Dissecting T-cell activation with high-resolution live-cell microscopy
Version of Record online: 24 JAN 2012
© 2011 The Authors. Immunology © 2011 Blackwell Publishing Ltd
Volume 135, Issue 3, pages 198–206, March 2012
How to Cite
Illingworth, J. J. and van der Merwe, P. A. (2012), Dissecting T-cell activation with high-resolution live-cell microscopy. Immunology, 135: 198–206. doi: 10.1111/j.1365-2567.2011.03537.x
- Issue online: 24 JAN 2012
- Version of Record online: 24 JAN 2012
- Accepted manuscript online: 10 NOV 2011 12:04PM EST
- Received 23 August 2011; revised 4 November 2011; accepted 8 November 2011.
- immune synapse;
- photoactivated localization microscopy;
- stochastic optical reconstruction microscopy;
- two-colour coincidence detection
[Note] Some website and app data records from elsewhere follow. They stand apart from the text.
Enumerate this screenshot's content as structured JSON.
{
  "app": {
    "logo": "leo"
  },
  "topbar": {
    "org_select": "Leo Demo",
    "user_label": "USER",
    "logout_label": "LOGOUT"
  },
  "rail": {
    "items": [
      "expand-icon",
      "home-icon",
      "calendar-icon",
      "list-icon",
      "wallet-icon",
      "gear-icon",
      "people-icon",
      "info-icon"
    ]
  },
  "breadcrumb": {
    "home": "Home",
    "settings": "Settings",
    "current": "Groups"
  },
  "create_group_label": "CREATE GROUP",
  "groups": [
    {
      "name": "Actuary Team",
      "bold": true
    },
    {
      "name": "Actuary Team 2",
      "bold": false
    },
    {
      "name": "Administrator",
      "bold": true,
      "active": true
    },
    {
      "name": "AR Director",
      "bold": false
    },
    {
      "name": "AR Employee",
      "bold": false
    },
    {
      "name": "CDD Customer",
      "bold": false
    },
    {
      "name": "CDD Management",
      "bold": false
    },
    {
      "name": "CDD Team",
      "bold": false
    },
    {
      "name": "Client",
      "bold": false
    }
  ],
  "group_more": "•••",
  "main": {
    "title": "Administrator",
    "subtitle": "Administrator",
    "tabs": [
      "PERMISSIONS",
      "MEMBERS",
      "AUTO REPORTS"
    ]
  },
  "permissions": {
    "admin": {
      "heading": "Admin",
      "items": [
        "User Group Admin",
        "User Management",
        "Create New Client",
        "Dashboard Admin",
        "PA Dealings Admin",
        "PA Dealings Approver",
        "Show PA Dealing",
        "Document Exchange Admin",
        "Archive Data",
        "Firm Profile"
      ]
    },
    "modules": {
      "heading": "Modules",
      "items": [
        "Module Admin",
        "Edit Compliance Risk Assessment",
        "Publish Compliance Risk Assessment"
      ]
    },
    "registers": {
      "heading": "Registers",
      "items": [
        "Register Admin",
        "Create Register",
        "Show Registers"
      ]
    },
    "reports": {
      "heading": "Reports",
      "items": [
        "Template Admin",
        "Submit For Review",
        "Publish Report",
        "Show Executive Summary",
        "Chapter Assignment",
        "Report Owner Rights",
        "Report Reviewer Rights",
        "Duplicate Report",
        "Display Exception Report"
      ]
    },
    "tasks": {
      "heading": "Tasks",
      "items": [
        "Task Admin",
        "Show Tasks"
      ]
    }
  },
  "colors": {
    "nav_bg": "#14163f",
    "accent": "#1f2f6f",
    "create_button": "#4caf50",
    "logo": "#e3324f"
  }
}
Results from live-cell microscopy suggest that the behaviour of isolated components of the T-cell activation machinery in vitro does not represent the reality inside cells. Understanding the cellular-scale dynamics of microcluster migration can only be accomplished by in situ observation. Developments in ‘super-resolution’ microscopy have permitted investigators to move beyond tracking the movements of individual molecules, allowing the recognition of protein islands and nanodomains present in quiescent and active T cells. Many high-resolution techniques have their own susceptibilities to artefacts, so it is important to take a multifaceted approach to confirm results. A major challenge for the future will be to integrate all the new information into a coherent model of antigen recognition and T-cell activation.